"Categorisations using racial difference are very bad news for non-racialism," the DA leader said.
the university's policies a "crude racial system", he questioned
whether children of Cabinet ministers who live in upmarket areas,
attend private schools and happen to be black should qualify for these
rewards. "There should be measures to help the best people who can
benefit from the education system."
Amoore said the university
weighs past educational adversity at the level of racial groups as
opposed to individuals, and its policies are based on this.
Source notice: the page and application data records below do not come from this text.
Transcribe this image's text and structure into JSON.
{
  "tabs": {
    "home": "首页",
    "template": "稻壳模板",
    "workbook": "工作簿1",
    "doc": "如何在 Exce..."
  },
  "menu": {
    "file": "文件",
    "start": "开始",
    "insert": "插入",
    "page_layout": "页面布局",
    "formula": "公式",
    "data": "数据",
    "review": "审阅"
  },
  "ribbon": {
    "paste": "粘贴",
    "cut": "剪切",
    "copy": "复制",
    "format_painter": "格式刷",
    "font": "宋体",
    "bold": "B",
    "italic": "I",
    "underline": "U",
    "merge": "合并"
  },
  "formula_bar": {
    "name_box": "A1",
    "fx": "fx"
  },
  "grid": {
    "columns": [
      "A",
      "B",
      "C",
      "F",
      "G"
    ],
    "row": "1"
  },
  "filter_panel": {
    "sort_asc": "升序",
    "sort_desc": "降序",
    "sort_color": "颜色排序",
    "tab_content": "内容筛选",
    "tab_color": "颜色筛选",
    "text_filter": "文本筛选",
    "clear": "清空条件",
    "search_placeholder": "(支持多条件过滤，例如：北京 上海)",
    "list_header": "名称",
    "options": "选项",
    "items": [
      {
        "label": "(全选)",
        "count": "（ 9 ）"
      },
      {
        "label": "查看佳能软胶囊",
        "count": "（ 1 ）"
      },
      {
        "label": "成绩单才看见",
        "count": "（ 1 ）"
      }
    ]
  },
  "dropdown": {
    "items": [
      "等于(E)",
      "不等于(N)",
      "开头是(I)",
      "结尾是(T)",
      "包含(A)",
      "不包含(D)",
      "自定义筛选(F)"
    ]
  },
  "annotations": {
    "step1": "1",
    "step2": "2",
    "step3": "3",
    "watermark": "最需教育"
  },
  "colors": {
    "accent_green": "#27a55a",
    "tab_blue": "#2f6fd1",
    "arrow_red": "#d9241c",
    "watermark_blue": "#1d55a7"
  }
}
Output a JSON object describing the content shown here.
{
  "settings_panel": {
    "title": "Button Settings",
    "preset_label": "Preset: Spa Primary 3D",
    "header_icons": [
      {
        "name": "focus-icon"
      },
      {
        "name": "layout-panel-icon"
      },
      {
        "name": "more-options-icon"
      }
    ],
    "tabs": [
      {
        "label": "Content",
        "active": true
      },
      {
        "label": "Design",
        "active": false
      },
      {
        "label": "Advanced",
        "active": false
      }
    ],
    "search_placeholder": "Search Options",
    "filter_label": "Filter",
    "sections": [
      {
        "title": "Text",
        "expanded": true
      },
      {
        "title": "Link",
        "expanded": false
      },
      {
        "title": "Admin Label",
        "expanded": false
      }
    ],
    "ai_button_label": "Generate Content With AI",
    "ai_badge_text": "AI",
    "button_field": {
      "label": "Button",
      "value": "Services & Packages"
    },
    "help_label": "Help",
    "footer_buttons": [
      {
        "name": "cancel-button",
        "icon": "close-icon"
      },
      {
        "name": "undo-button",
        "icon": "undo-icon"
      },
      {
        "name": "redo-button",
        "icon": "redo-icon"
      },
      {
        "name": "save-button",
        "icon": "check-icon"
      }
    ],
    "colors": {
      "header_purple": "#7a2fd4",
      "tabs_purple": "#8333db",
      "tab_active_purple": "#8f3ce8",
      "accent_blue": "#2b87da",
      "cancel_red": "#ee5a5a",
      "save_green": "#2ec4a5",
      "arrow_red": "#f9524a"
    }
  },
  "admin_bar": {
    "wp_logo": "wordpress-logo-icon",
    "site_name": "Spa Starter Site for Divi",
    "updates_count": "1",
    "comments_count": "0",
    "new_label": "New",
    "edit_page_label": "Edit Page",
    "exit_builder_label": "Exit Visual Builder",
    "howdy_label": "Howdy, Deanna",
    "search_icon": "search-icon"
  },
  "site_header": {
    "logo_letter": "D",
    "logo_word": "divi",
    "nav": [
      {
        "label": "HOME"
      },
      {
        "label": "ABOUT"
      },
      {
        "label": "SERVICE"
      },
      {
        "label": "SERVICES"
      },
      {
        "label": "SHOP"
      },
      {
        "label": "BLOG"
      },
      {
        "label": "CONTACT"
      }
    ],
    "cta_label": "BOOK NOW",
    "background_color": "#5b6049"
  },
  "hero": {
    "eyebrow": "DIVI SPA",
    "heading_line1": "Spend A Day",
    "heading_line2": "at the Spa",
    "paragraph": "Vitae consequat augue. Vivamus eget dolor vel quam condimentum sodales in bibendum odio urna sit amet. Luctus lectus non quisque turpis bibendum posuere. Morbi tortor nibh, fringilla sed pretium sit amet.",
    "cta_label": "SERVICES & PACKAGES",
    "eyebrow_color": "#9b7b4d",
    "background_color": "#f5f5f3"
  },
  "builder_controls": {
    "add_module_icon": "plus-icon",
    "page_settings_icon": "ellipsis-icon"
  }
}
Different
requirements are set for applicants of different backgrounds "to
compensate for generations of educational and socio-economic
"It is too easy in the constitutional state in
which we live to forget the ravages caused by the educational
provisions of native affairs, bantu education and the Department of
Education and care training, or of coloured affairs," Amoore said, "too
easy to forget that even today most township schools and many rural
schools still reflect this legacy in provision, in the qualifications
and experience of the teachers, and in the socio-economic conditions
[poverty] of their communities."
was adamant in his weekly column that "not only does UCT's current
approach to admissions not recognise individual worth, it [also]
insults the gifted black student by negating her high marks and
insisting that her place is not dependent on her particular effort or
"Without these policies, the MBChB class, for
example, would be predominantly white and Indian; there would be very
few black men and women doctors in the graduating class," Amoore said.
these measures in place, black students accounted for 72% of UCT's
MBChB classes last year, but Amoore said that "institutionally we
believe we need to do more".
"It's not the job of a university to churn out exact proportions of the population," Leon told the M&G Online.
The university "reinforces the baleful notion that some race groups are
innately inferior to others, because they require special treatment",
he wrote on SA Today.
"Access to higher education is
invariably controversial and politically fraught in contexts such as
South Africa where parity in educational provision has not yet been
achieved," Higher Education South Africa's Malaza explained.
"Extraordinary measures are needed to achieve the kind of equity
targets that will reflect … the demographics of our society."
Numerous attempts to contact the Department of Education for comment on this matter failed.
Comment: They might as well put up a big sign that reads: "Blacks only".